(Entries taken from a collection)
___

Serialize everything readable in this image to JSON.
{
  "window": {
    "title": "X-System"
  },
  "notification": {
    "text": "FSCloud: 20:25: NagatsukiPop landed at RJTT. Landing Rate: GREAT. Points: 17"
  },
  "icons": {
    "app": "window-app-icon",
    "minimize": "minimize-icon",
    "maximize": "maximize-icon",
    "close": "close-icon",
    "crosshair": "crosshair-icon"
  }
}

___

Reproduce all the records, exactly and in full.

Serialize everything readable in this image to JSON.
{
  "window": {
    "title": "X-System"
  },
  "notification": {
    "text": "FSCloud: 20:25: NagatsukiPop landed at RJTT. Landing Rate: GREAT. Points: 17"
  },
  "icons": {
    "app": "window-app-icon",
    "minimize": "minimize-icon",
    "maximize": "maximize-icon",
    "close": "close-icon",
    "crosshair": "crosshair-icon"
  }
}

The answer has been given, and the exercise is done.